In this HR for Humans story, Quiana Davidson—Senior Payroll Operations Specialist at Namely—shares how she navigated a breast cancer diagnosis while continuing her work at Namely. For more stories at the intersection of work and life, follow @namely_hr. You can also submit your stories here.
Initially, I didn’t tell anyone about my breast cancer diagnosis other than my direct manager and two other people. He was extremely supportive from the beginning when I let him know I would need some flexibility to accommodate frequent doctor appointments. He reassured me that taking care of myself should be my top priority, and he never made me feel like I should be guilty about it.
In the weeks leading up to my surgery, I worked with HR to make arrangements for my leave. Our Senior Director of People Operations worked with me to help me take care of all the disability paperwork. She was extremely supportive and offered to work with me directly so that we could keep everything confidential if I didn’t want anyone else on the HR team to know. It was all so new, and at that time I still hadn’t even told most of my family, so I really appreciated her discretion. She continued to check on me before and after surgery to see how I was doing.
I’m very grateful to work at a company that supports me emotionally and financially. Other than the deductible, almost every aspect of my journey has been covered by Namely’s health insurance—even including genetic testing. I haven’t had to pay a lot of out-of-pocket costs, and looking at the insurance claims, I know it could have been a lot more. My nurse even told me that many women get turned away from these procedures because they don’t have insurance which was a bit shocking.
After eight weeks of short-term disability, my return date was set for July. However, I wasn’t fully comfortable coming into the office while I was still recovering. I asked my manager if I could work from home until I was completely done, and he said, “absolutely, it isn’t even a question.”
A lot of people have asked me how it is to be back at work, and I’m just so grateful to have the support and the flexibility that I’ve needed to get through this journey. Working has helped take my mind off of the challenges I’ve faced, and I know that if I wasn’t working, my mind would likely go down a path I don’t want to go down. The stress is still always in the back of my mind, but to work and have a sense of purpose helps me stay positive.
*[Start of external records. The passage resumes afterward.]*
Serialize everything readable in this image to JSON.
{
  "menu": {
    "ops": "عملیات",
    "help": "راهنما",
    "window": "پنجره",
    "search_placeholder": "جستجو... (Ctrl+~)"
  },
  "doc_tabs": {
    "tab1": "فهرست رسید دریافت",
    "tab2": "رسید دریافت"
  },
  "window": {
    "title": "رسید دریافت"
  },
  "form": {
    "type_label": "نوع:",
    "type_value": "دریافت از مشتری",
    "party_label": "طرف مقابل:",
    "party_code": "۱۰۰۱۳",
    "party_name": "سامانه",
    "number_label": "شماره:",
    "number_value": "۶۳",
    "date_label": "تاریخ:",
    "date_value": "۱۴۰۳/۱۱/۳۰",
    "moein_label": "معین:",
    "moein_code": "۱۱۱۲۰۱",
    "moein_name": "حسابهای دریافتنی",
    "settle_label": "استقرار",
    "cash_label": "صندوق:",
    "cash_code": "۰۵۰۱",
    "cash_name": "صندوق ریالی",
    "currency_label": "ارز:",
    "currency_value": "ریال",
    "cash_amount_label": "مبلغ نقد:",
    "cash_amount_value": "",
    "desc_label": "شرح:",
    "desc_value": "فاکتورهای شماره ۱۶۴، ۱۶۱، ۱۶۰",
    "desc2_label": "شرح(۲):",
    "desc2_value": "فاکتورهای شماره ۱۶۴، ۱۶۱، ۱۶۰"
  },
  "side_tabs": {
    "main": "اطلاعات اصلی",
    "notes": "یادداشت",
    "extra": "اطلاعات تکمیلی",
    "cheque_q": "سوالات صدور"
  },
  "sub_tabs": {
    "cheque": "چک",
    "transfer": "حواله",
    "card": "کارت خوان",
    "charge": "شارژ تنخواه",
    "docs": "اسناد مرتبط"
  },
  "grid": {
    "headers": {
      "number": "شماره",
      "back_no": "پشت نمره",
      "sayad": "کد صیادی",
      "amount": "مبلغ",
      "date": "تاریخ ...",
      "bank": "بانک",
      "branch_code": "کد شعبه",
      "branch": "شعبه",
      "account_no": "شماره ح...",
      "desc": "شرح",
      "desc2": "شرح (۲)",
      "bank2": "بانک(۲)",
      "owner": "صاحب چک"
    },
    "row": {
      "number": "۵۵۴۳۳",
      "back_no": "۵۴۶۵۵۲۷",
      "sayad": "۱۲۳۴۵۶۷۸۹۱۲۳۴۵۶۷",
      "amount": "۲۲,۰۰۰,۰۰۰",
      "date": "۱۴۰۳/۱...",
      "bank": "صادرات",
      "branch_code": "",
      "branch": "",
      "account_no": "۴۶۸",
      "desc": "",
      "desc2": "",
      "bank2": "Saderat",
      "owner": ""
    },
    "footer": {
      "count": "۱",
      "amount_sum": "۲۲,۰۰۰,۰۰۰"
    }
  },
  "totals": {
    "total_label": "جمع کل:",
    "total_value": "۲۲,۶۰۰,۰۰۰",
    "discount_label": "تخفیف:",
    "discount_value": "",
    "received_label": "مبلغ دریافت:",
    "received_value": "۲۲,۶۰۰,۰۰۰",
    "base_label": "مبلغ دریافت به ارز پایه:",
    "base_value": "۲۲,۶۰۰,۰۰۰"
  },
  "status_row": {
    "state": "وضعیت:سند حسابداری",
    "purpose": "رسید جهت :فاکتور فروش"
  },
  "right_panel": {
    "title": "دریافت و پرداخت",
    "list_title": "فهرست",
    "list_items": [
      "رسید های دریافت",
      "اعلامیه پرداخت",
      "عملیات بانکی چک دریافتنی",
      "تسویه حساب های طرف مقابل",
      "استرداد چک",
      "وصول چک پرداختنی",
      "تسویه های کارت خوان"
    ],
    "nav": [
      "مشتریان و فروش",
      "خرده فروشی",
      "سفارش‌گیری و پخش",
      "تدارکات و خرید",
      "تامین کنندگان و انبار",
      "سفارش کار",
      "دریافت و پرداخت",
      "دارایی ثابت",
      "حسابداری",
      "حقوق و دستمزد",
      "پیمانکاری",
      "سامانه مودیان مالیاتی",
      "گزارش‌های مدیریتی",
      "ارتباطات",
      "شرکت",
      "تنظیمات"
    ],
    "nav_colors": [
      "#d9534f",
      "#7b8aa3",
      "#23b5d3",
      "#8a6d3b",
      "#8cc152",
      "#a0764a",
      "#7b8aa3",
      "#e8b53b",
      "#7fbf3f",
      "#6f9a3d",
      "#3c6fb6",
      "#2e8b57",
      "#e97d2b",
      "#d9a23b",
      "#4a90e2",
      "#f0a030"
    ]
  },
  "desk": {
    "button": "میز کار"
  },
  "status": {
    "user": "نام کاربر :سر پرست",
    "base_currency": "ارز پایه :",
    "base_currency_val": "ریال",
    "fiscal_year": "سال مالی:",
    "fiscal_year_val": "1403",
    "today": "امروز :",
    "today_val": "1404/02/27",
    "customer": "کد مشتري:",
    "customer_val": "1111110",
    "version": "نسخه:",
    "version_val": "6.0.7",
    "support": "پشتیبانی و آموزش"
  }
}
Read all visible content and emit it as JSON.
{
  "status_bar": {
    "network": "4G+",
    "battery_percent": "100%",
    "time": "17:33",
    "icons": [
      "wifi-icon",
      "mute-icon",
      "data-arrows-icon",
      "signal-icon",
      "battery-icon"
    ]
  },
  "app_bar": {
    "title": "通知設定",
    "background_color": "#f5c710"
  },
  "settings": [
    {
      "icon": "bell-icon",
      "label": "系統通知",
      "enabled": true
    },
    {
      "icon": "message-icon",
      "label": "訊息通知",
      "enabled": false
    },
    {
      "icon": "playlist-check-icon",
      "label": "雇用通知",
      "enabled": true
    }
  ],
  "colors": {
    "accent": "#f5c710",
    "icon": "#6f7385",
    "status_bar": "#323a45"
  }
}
I haven’t been back to the office yet, but I recently joined our women’s ERG to walk in the Making Strides Against Cancer Walk with the American Cancer Society. Only two people at the walk knew about my experience. I was very hesitant to wear a survivor sash—it made it all too real, as if I was officially a part of this club that I didn’t want to be in.
I ultimately did decide to wear the sash because it helps to know that I’m not alone and have the support of a larger community. But in the moment, walking through the walk, it was hard to face the reality of it.
I’m trying to put it all behind me and not think about it, but I still live with the fear that it can come back. I still have to take the medication and have my remission checkups, and it’s scary. The experience left me with too many “whys” that I’ll never have the answer to, but with the support of my family and my team, I try to have a sense of humor and take it one day at a time.